Jack Scamp, Chairman, and members of the Motor Industry Joint Labour Council began a two-day inquiry on labour relations at the Rover company beginning on 2 November. Rover, which lost ten per cent of its planned output the previous year through labour disputes, was the first car firm to be investigated.
The team operated out of the George Hotel, Solihull. The unions representing 7,000 Rover workers promised to cooperate. On the first day the team visited the Rover factory at Solihull. Their report was issued on 13 December 1965.
Jack Scamp said the next day: ‘We have received full cooperation from the management, trade unions and shop stewards.’
More than 100 strikes in 1964/65
In the 12 months up to the end of May 1965, there were 101 unofficial strikes at the works, which already had a bad history in spite of efforts by management and unions to get at the root of unofficial action.
The main recommendation of the inquiry was that the management and local union officials should jointly revise the system of works representation and consultation. They found nothing, they said, that common sense and better cooperation could not resolve.
However, neither side had met the formidable challenge presented by the rapid increase of manpower over the previous two and a half years to man the assembly line producing the Rover 2000.
Rapid expansion leads to a skills gap
Expansion had taken place in conditions of intense local demand for labour and the firm had been compelled to take on men with no previous experience in the motor industry or even in engineering. Many of the men had failed to understand the payment systems, there had been high labour turnover, and inexperienced and unsuitable men had been chosen as shop stewards.
Against this background the eight unions representing manual workers had worked independently and had even opposed one another instead of working together. The National Union of Vehicle Builders, with the most members, had recently taken steps, with welcome results, to improve the quality of Shop Stewards and to discipline members who took part in unofficial strikes.
The report recommended that the company should introduce a comprehensive induction programme for new employees and make sure that all workers understood their pay arrangements, the procedure for handling grievances and the system of consultation. The company should also provide accommodation for meetings outside working hours at which Shop Stewards could communicate urgent information and get corporate views.
Union unrest begins to mount

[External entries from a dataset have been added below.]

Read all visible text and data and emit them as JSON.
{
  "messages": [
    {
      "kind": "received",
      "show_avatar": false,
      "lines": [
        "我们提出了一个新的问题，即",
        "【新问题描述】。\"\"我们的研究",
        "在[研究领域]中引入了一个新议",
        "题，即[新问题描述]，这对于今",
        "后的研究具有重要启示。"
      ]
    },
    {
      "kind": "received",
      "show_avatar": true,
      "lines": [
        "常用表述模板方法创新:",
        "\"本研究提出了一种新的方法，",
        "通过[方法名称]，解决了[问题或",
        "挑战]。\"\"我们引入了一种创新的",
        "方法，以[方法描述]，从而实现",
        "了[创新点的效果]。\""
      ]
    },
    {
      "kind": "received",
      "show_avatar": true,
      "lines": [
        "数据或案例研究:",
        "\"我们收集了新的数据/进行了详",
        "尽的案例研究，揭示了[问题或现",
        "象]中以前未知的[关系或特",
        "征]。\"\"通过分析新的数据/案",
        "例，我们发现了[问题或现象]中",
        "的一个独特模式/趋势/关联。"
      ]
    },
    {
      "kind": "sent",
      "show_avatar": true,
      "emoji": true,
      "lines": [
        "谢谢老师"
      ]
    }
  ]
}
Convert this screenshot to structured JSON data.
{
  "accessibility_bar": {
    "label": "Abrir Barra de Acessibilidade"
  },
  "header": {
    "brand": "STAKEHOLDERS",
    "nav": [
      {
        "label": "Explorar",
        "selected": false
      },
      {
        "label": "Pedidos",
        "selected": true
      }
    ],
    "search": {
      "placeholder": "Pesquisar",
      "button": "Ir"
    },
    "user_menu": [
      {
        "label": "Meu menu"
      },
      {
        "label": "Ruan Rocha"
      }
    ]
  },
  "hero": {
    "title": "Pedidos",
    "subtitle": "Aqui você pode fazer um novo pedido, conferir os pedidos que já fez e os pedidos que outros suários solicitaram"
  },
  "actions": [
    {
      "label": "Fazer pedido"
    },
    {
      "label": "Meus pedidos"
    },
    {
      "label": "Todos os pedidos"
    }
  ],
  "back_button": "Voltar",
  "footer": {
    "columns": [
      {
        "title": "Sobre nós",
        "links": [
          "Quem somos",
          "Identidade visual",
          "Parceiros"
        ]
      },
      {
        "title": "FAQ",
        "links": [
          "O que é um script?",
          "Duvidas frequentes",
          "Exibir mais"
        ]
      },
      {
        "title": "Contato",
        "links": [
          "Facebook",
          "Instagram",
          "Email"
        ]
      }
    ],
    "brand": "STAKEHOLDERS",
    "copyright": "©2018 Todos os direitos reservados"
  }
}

Maintenance work should be identified and carried out more promptly so that pieceworkers’ earnings did not suffer from unnecessary delays. The unions were recommended to improve their internal communications and to work more closely together. The choice of all Shop Stewards should be improved along the lines already adopted by the NUVB.

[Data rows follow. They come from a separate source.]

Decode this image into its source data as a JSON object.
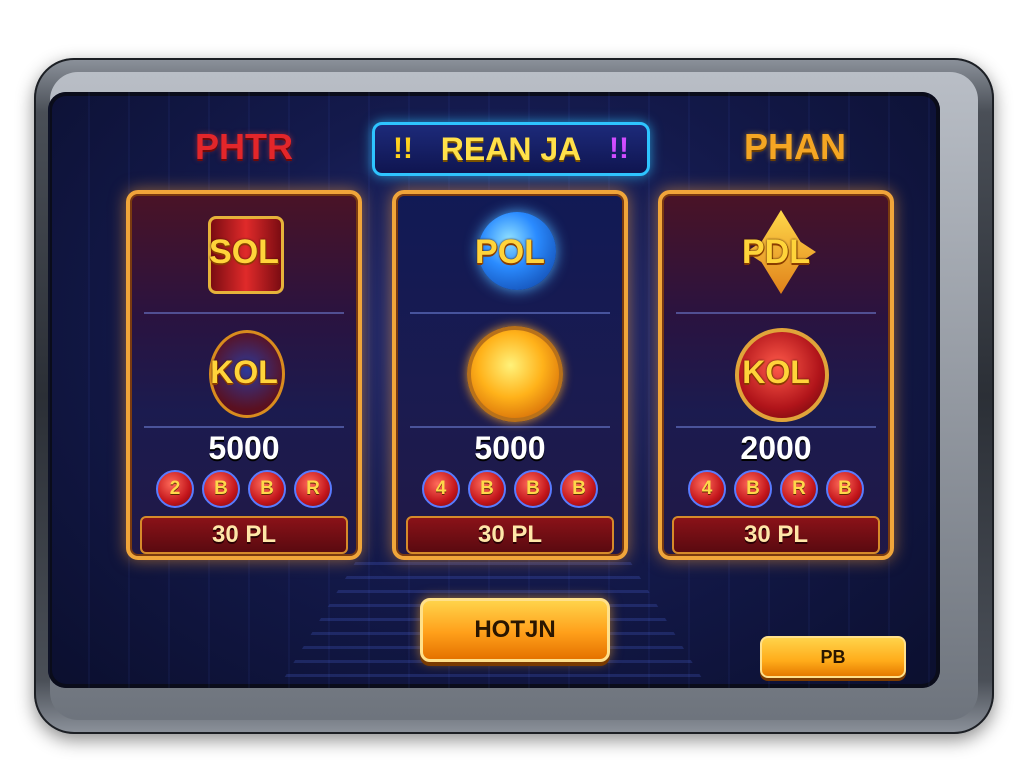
{
  "header": {
    "left_label": "PHTR",
    "right_label": "PHAN",
    "title": "REAN JA",
    "title_left_mark": "!!",
    "title_right_mark": "!!"
  },
  "cards": [
    {
      "top_emblem": "SOL",
      "mid_emblem": "KOL",
      "amount": "5000",
      "balls": [
        "2",
        "B",
        "B",
        "R"
      ],
      "price": "30 PL"
    },
    {
      "top_emblem": "POL",
      "mid_emblem": "",
      "amount": "5000",
      "balls": [
        "4",
        "B",
        "B",
        "B"
      ],
      "price": "30 PL"
    },
    {
      "top_emblem": "PDL",
      "mid_emblem": "KOL",
      "amount": "2000",
      "balls": [
        "4",
        "B",
        "R",
        "B"
      ],
      "price": "30 PL"
    }
  ],
  "buttons": {
    "main": "HOTJN",
    "secondary": "PB"
  },
  "colors": {
    "accent_gold": "#f0a53a",
    "title_border": "#2ec4ff",
    "left_header": "#e3262a",
    "right_header": "#f5a623"
  }
}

Edward Richards, the Industrial Relations Director of Rover, said: ‘We shall be approaching the unions as soon as possible to arrange a meeting to discuss the points raised… The sooner we get together the better.’
Moss Evans, Engineering Trade Group Secretary of the Transport Workers Union for the Birmingham area, said: ‘It is a well-balanced and fair report. The recommendations to both management and trade unions are sensible.’

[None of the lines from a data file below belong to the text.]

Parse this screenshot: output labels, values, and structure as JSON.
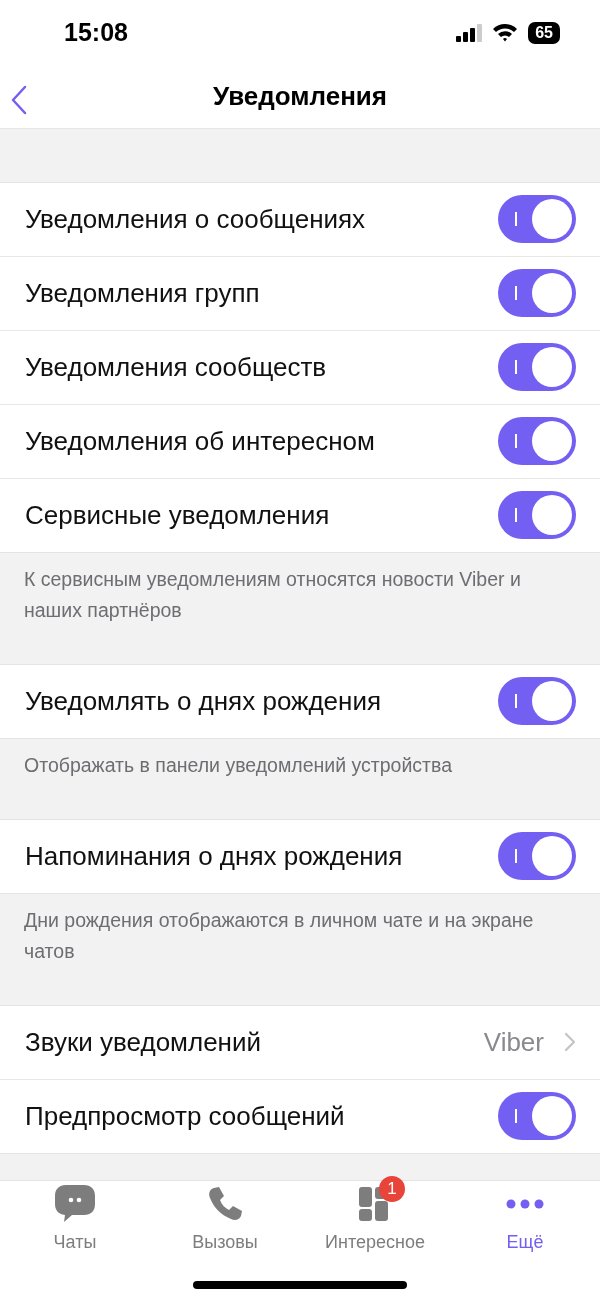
{
  "status_bar": {
    "time": "15:08",
    "battery": "65"
  },
  "nav": {
    "title": "Уведомления"
  },
  "sections": [
    {
      "rows": [
        {
          "kind": "toggle",
          "label": "Уведомления о сообщениях",
          "on": true
        },
        {
          "kind": "toggle",
          "label": "Уведомления групп",
          "on": true
        },
        {
          "kind": "toggle",
          "label": "Уведомления сообществ",
          "on": true
        },
        {
          "kind": "toggle",
          "label": "Уведомления об интересном",
          "on": true
        },
        {
          "kind": "toggle",
          "label": "Сервисные уведомления",
          "on": true
        }
      ],
      "footnote": "К сервисным уведомлениям относятся новости Viber и наших партнёров"
    },
    {
      "rows": [
        {
          "kind": "toggle",
          "label": "Уведомлять о днях рождения",
          "on": true
        }
      ],
      "footnote": "Отображать в панели уведомлений устройства"
    },
    {
      "rows": [
        {
          "kind": "toggle",
          "label": "Напоминания о днях рождения",
          "on": true
        }
      ],
      "footnote": "Дни рождения отображаются в личном чате и на экране чатов"
    },
    {
      "rows": [
        {
          "kind": "value",
          "label": "Звуки уведомлений",
          "value": "Viber"
        },
        {
          "kind": "toggle",
          "label": "Предпросмотр сообщений",
          "on": true
        }
      ]
    }
  ],
  "tab_bar": [
    {
      "kind": "chats",
      "label": "Чаты",
      "selected": false
    },
    {
      "kind": "calls",
      "label": "Вызовы",
      "selected": false
    },
    {
      "kind": "explore",
      "label": "Интересное",
      "selected": false,
      "badge": "1"
    },
    {
      "kind": "more",
      "label": "Ещё",
      "selected": true
    }
  ]
}
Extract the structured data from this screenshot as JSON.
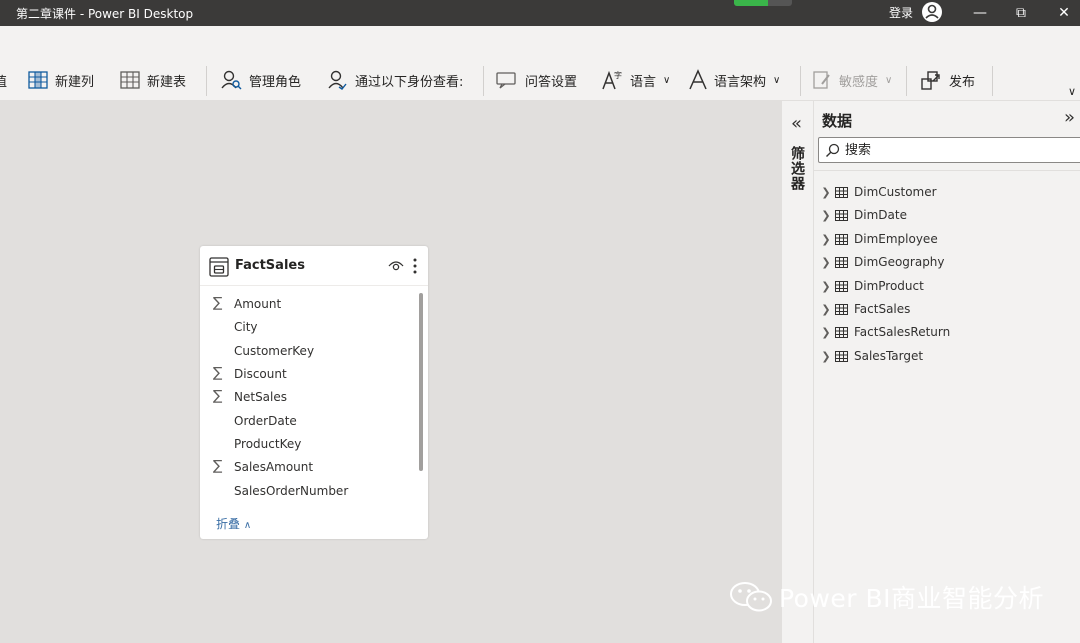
{
  "window": {
    "title": "第二章课件 - Power BI Desktop",
    "login_label": "登录",
    "minimize": "—",
    "restore": "⧉",
    "close": "✕"
  },
  "ribbon": {
    "partial_label": "值",
    "new_column": "新建列",
    "new_table": "新建表",
    "manage_roles": "管理角色",
    "view_as": "通过以下身份查看:",
    "qa_setup": "问答设置",
    "language": "语言",
    "linguistic_schema": "语言架构",
    "sensitivity": "敏感度",
    "publish": "发布"
  },
  "card": {
    "table_name": "FactSales",
    "fields": [
      {
        "name": "Amount",
        "aggregate": true
      },
      {
        "name": "City",
        "aggregate": false
      },
      {
        "name": "CustomerKey",
        "aggregate": false
      },
      {
        "name": "Discount",
        "aggregate": true
      },
      {
        "name": "NetSales",
        "aggregate": true
      },
      {
        "name": "OrderDate",
        "aggregate": false
      },
      {
        "name": "ProductKey",
        "aggregate": false
      },
      {
        "name": "SalesAmount",
        "aggregate": true
      },
      {
        "name": "SalesOrderNumber",
        "aggregate": false
      }
    ],
    "sigma": "∑",
    "collapse_label": "折叠"
  },
  "filters_pane": {
    "label": "筛选器"
  },
  "data_pane": {
    "title": "数据",
    "search_placeholder": "搜索",
    "tables": [
      "DimCustomer",
      "DimDate",
      "DimEmployee",
      "DimGeography",
      "DimProduct",
      "FactSales",
      "FactSalesReturn",
      "SalesTarget"
    ]
  },
  "watermark": {
    "text": "Power BI商业智能分析"
  },
  "colors": {
    "titlebar": "#3b3a39",
    "ribbon": "#f3f2f1",
    "canvas": "#e1dfdd",
    "accent_link": "#3a6ea5"
  }
}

Latest posts by Ian Nicholls (see all)
- History : The Rover-Triumph story – Part Sixteen : 1974 - 8 November 2018
- History : The Rover-Triumph story – Part Fifteen : 1973 - 20 July 2018
- History : The Rover-Triumph story – Part Fourteen : 1972 - 30 May 2018